The complete set of records should be given again verbatim.

[Items from an interface collection]
= = =

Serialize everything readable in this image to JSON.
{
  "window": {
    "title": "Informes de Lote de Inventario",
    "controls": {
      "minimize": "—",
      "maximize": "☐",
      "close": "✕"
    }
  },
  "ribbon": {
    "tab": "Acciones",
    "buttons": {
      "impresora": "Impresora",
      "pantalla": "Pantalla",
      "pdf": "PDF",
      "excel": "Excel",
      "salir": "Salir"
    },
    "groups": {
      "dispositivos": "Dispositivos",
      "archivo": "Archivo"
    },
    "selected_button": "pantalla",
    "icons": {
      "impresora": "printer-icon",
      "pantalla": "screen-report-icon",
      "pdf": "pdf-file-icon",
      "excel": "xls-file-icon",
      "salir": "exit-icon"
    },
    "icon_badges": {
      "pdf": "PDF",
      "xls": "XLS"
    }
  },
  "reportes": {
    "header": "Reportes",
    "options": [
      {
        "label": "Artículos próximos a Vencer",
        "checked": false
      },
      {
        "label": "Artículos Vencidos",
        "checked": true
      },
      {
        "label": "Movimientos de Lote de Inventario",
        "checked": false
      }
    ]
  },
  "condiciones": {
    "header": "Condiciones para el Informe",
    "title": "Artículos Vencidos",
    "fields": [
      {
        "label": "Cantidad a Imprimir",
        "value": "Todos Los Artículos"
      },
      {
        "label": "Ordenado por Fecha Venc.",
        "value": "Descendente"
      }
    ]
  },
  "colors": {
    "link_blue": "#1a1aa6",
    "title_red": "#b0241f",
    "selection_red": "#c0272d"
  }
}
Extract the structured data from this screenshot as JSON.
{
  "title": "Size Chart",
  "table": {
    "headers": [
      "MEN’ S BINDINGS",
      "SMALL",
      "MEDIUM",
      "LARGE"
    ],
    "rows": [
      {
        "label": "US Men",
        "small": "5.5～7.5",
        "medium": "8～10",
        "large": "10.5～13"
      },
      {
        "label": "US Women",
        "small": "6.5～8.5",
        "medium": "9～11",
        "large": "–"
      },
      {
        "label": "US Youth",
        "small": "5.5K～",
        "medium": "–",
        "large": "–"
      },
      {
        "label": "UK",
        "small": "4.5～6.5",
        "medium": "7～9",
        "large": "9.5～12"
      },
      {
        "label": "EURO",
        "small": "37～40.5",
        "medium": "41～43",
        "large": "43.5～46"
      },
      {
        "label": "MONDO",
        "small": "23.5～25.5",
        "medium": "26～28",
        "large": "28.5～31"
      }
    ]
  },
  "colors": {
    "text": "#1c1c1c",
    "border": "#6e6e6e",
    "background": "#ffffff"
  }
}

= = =

> [Result]:
Serialize everything readable in this image to JSON.
{
  "window": {
    "title": "Informes de Lote de Inventario",
    "controls": {
      "minimize": "—",
      "maximize": "☐",
      "close": "✕"
    }
  },
  "ribbon": {
    "tab": "Acciones",
    "buttons": {
      "impresora": "Impresora",
      "pantalla": "Pantalla",
      "pdf": "PDF",
      "excel": "Excel",
      "salir": "Salir"
    },
    "groups": {
      "dispositivos": "Dispositivos",
      "archivo": "Archivo"
    },
    "selected_button": "pantalla",
    "icons": {
      "impresora": "printer-icon",
      "pantalla": "screen-report-icon",
      "pdf": "pdf-file-icon",
      "excel": "xls-file-icon",
      "salir": "exit-icon"
    },
    "icon_badges": {
      "pdf": "PDF",
      "xls": "XLS"
    }
  },
  "reportes": {
    "header": "Reportes",
    "options": [
      {
        "label": "Artículos próximos a Vencer",
        "checked": false
      },
      {
        "label": "Artículos Vencidos",
        "checked": true
      },
      {
        "label": "Movimientos de Lote de Inventario",
        "checked": false
      }
    ]
  },
  "condiciones": {
    "header": "Condiciones para el Informe",
    "title": "Artículos Vencidos",
    "fields": [
      {
        "label": "Cantidad a Imprimir",
        "value": "Todos Los Artículos"
      },
      {
        "label": "Ordenado por Fecha Venc.",
        "value": "Descendente"
      }
    ]
  },
  "colors": {
    "link_blue": "#1a1aa6",
    "title_red": "#b0241f",
    "selection_red": "#c0272d"
  }
}
Extract the structured data from this screenshot as JSON.
{
  "title": "Size Chart",
  "table": {
    "headers": [
      "MEN’ S BINDINGS",
      "SMALL",
      "MEDIUM",
      "LARGE"
    ],
    "rows": [
      {
        "label": "US Men",
        "small": "5.5～7.5",
        "medium": "8～10",
        "large": "10.5～13"
      },
      {
        "label": "US Women",
        "small": "6.5～8.5",
        "medium": "9～11",
        "large": "–"
      },
      {
        "label": "US Youth",
        "small": "5.5K～",
        "medium": "–",
        "large": "–"
      },
      {
        "label": "UK",
        "small": "4.5～6.5",
        "medium": "7～9",
        "large": "9.5～12"
      },
      {
        "label": "EURO",
        "small": "37～40.5",
        "medium": "41～43",
        "large": "43.5～46"
      },
      {
        "label": "MONDO",
        "small": "23.5～25.5",
        "medium": "26～28",
        "large": "28.5～31"
      }
    ]
  },
  "colors": {
    "text": "#1c1c1c",
    "border": "#6e6e6e",
    "background": "#ffffff"
  }
}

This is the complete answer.